■ What the task asks
What lines of the data hold the string "缺货记录"? Copy them all.

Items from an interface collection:
* * * * *
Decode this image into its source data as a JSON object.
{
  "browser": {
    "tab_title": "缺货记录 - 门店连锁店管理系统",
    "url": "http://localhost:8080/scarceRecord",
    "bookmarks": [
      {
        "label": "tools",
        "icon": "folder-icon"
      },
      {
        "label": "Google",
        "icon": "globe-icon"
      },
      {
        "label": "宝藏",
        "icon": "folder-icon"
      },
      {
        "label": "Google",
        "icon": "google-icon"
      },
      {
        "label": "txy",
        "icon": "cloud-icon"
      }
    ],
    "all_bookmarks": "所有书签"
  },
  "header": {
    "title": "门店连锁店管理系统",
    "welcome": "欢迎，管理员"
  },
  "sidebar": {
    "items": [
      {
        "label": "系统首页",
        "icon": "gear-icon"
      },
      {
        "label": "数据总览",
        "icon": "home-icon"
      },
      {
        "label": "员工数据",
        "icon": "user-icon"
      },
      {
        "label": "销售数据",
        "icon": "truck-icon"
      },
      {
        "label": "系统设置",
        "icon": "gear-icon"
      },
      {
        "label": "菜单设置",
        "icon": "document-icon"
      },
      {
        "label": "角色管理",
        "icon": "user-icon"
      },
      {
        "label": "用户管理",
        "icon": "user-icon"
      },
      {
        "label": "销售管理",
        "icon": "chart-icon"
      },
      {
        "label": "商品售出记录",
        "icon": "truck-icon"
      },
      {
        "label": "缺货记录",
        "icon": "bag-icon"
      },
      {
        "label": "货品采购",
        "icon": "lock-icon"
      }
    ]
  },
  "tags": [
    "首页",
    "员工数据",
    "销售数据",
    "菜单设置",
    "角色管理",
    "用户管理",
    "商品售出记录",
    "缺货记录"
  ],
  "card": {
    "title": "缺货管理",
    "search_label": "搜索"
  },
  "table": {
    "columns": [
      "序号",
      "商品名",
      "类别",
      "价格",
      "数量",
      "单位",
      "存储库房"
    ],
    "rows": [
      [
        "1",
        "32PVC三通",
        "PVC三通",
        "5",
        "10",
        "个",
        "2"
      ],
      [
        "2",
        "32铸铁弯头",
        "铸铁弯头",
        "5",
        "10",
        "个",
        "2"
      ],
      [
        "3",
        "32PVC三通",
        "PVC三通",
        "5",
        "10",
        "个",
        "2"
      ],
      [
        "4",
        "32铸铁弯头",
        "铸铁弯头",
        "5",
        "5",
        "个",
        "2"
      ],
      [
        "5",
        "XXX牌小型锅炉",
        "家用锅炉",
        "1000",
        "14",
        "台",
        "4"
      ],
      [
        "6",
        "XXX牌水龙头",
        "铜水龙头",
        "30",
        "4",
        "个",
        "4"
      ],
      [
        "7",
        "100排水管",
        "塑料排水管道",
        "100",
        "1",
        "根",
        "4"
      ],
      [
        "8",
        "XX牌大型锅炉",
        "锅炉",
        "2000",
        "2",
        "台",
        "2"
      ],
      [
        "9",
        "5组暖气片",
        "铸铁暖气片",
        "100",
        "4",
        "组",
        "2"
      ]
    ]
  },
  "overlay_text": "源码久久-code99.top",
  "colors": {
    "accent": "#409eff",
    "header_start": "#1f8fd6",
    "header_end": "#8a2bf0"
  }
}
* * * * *
■ Finished exercise
    "tab_title": "缺货记录 - 门店连锁店管理系统",
        "label": "缺货记录",
    "缺货记录"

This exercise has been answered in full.